A set is open in $(X_1 \times X_2, d)$ if and only if it is open in $(X_1 \times X_2, p)$.

Let $$(X_1, d_1), (X_2, d_2)$$ be metric spaces and define $$(X_1 \times X_2, d)$$, $$(X_1 \times X_2, p)$$ where $$d[(x_1, x_2),(y_1, y_2)] = d_1(x_1, y_1) + d_2(x_2,y_2)$$ and $$p[(x_1, x_2),(y_1, y_2)] = \max\{d_1(x_1,y_1), d_2(x_2,y_2)\}$$

My attempt:

Notice that $$p[(x_1, x_2),(y_1, y_2)] \leq d[(x_1, x_2),(y_1, y_2)]$$, that is because the metric $$d$$ is equal to the metric $$p$$ + $$\min\{d_1(x_1,y_1), d_2(x_2,y_2)\}$$.

Let $$G$$ be an open subset of $$X_1 \times X_2$$ with the metric $$d$$, so, for any element $$t = (t_1, t_2)$$ of $$G$$ there exists an $$r > 0$$ such that $$B(t; r) \subseteq G$$, that is $$\{(z_1, z_2) \in X_1 \times X_2: d[(t_1, t_2),(z_1, z_2)] < r\}$$, since $$p[(t_1, t_2),(z_1, z_2)] \leq d[(t_1, t_2),(z_1, z_2)]$$, we have $$p[(t_1, t_2),(z_1, z_2)] < r$$, therefore for any element in $$G$$, you can choose the same $$r$$ that guarantees that the open ball with metric $$d$$ is contained in $$G$$. That same $$r$$ is also going to guarantee that the open ball with metric p is contained in $$G$$.

Is that correct? I haven't been able to prove it on the other direction, I tried this.

let $$d_1(x_1, y_1) > d_2(x_2, y_2)$$, and consider an open subset with metric $$p$$, so $$d_1(x_1, y_1) < r$$ I tried adding $$d_2(x_2, y_2)$$ to the inequality and I got $$r + d_2(x_2, y_2)$$, but this doesn't guarantee that the open ball with metric $$d$$ is going to be contained in the open subset. That's where I'm stuck. Any ideas?

• In $\Bbb{F}^2$, the norms $\| (\xi,\eta)\|_1:=|\xi|+|\eta|$ and $\|(\xi,\eta)\|_\infty :=\max\{|\xi|,|\eta|\}$ are equivalent.

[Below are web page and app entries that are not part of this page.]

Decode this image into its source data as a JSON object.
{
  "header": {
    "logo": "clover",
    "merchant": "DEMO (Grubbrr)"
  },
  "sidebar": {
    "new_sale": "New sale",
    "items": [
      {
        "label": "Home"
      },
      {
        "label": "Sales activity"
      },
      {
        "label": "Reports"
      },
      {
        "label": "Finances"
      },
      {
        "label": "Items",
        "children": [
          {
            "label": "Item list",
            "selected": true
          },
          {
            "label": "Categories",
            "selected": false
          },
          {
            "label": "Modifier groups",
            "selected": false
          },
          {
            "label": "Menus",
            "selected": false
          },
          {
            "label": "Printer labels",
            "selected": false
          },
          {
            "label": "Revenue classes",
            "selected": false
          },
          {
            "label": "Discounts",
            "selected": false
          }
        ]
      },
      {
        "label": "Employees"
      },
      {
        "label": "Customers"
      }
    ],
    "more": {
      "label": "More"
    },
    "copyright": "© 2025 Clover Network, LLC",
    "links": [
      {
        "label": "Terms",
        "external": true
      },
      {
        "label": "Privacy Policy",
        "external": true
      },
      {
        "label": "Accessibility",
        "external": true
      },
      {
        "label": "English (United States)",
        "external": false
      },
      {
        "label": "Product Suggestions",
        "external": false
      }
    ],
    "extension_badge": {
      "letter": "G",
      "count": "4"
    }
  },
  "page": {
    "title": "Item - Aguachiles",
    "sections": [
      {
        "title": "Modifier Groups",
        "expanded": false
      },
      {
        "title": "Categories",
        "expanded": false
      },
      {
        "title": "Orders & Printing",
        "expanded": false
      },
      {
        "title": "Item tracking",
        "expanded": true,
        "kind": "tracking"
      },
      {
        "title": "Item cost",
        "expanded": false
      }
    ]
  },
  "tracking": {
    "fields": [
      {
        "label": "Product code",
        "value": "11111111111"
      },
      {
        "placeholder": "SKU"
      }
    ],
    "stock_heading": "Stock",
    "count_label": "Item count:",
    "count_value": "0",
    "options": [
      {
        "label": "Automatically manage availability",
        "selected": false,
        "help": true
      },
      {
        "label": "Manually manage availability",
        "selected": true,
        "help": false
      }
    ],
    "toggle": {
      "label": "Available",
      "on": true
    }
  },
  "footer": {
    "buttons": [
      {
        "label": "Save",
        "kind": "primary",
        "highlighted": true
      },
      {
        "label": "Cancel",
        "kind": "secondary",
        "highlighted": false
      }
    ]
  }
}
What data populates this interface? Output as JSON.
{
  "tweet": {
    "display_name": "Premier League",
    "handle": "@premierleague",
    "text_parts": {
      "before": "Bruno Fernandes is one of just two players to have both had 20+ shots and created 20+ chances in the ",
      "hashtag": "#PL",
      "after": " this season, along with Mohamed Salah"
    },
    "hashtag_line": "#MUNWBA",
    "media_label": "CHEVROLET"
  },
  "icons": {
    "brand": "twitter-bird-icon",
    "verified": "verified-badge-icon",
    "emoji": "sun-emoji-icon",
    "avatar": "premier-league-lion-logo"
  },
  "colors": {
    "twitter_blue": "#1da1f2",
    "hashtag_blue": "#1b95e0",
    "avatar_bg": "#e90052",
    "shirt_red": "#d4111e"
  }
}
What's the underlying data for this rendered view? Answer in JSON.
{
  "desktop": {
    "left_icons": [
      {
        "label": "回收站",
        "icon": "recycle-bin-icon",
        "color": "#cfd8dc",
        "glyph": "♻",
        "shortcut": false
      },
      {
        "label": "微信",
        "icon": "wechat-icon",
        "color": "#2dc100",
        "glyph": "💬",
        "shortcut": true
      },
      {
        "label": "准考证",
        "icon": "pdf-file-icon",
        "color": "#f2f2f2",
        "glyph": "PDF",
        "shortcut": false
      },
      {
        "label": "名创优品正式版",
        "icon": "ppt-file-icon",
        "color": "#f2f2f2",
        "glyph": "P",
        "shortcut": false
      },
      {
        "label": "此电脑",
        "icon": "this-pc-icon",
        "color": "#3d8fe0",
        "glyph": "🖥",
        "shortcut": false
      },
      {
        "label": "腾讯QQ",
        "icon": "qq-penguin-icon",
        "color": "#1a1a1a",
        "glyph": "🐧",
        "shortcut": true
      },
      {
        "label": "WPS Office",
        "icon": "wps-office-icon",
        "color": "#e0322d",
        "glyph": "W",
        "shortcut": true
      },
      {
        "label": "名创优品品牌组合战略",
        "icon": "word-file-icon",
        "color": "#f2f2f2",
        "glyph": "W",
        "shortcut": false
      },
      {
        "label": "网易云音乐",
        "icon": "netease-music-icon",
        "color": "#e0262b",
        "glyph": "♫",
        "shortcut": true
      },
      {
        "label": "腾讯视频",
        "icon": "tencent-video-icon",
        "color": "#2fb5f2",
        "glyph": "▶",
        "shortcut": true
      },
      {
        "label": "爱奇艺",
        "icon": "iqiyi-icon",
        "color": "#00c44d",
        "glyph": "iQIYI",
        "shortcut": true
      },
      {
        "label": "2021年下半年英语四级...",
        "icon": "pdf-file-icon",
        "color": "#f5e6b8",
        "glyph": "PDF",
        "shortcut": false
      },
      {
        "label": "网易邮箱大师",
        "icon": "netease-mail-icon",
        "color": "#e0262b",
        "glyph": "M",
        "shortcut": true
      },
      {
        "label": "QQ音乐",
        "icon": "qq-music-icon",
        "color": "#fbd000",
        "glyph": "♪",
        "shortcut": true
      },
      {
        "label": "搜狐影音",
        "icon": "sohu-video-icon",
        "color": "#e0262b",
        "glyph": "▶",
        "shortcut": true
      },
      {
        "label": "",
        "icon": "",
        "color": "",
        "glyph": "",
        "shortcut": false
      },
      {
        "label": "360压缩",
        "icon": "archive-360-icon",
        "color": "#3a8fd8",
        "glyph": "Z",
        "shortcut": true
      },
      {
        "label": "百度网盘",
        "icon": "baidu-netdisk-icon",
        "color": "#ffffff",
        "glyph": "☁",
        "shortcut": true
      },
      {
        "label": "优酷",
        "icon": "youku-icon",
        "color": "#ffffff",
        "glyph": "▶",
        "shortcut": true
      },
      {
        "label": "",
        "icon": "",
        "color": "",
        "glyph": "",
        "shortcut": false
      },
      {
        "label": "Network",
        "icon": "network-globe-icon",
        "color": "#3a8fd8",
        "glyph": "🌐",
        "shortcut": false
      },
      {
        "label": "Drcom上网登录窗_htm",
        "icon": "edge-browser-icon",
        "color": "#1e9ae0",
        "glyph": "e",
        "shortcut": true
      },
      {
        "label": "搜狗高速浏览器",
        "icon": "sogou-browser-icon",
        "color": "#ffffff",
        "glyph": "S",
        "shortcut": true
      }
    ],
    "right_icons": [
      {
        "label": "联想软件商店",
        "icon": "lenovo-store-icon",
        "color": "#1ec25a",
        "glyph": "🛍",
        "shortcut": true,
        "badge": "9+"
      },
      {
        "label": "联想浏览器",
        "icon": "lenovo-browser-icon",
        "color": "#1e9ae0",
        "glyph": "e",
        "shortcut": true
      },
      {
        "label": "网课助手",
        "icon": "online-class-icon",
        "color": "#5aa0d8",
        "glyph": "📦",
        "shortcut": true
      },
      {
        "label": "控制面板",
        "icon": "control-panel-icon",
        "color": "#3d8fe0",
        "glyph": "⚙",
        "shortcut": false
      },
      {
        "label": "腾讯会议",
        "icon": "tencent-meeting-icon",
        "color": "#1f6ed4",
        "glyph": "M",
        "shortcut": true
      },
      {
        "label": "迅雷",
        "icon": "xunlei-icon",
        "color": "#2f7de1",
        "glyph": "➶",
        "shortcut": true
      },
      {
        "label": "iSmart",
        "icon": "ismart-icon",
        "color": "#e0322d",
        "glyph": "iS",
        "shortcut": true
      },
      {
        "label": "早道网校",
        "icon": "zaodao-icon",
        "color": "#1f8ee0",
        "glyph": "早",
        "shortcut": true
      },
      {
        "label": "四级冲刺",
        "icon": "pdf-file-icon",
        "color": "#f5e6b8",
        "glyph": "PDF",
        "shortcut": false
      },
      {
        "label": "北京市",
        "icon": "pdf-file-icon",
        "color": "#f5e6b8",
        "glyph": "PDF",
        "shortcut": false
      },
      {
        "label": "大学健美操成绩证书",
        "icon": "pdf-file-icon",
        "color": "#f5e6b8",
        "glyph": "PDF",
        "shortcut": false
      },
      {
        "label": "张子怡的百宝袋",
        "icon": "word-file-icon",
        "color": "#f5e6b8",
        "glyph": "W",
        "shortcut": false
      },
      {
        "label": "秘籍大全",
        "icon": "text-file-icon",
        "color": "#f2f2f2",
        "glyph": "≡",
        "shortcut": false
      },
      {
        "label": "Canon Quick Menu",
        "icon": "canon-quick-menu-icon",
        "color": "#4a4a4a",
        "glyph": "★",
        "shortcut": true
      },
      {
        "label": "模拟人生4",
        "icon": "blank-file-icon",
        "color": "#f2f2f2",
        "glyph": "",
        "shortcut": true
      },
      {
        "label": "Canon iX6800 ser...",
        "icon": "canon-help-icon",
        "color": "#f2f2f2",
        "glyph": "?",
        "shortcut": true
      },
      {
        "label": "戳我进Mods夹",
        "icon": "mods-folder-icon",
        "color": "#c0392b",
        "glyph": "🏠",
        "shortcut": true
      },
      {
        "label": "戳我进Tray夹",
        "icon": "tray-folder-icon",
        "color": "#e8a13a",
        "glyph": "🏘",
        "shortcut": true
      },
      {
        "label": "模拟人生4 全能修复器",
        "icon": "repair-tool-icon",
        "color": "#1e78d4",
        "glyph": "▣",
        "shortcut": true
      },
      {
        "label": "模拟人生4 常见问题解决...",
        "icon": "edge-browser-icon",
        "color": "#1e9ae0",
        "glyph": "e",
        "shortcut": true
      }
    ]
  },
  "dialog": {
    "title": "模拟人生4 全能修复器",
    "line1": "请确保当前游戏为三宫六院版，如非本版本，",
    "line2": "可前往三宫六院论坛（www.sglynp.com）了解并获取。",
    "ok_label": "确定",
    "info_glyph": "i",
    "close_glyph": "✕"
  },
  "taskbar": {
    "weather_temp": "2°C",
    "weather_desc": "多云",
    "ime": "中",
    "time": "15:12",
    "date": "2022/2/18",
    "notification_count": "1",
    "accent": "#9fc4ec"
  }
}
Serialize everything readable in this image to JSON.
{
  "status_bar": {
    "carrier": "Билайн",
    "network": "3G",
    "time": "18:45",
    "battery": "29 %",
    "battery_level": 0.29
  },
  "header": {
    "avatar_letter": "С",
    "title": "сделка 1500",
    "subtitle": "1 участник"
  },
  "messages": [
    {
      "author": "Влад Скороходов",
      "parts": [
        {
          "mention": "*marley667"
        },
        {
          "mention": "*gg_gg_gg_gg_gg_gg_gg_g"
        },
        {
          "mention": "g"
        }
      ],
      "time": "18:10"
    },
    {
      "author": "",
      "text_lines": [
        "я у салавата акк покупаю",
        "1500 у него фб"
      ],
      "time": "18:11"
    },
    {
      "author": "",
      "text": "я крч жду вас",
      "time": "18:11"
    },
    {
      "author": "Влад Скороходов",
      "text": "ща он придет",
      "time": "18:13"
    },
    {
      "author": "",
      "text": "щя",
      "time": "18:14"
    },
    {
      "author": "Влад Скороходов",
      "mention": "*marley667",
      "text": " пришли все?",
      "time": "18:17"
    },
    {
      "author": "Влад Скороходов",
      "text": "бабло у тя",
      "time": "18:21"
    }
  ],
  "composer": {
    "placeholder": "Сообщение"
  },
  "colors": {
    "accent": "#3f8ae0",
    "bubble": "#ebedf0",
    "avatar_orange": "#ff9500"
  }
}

That is, there are constants $A, B>0$ such that $A\| \cdot \|_1 \leq \| \cdot \|_\infty \leq B \| \cdot \|_1$. Looks like you’ve already found $B$. Find $A$ and you’ll be done. – Alonso Delfín Aug 25 at 21:58

For non-negative $$a$$ and $$b$$ the following holds: $$\max(a,b)\le a+b\le 2\max(a,b)$$. From this you can show that each $$d$$-ball is contained in a $$p$$-ball and each $$p$$-ball is contained in a $$d$$ ball.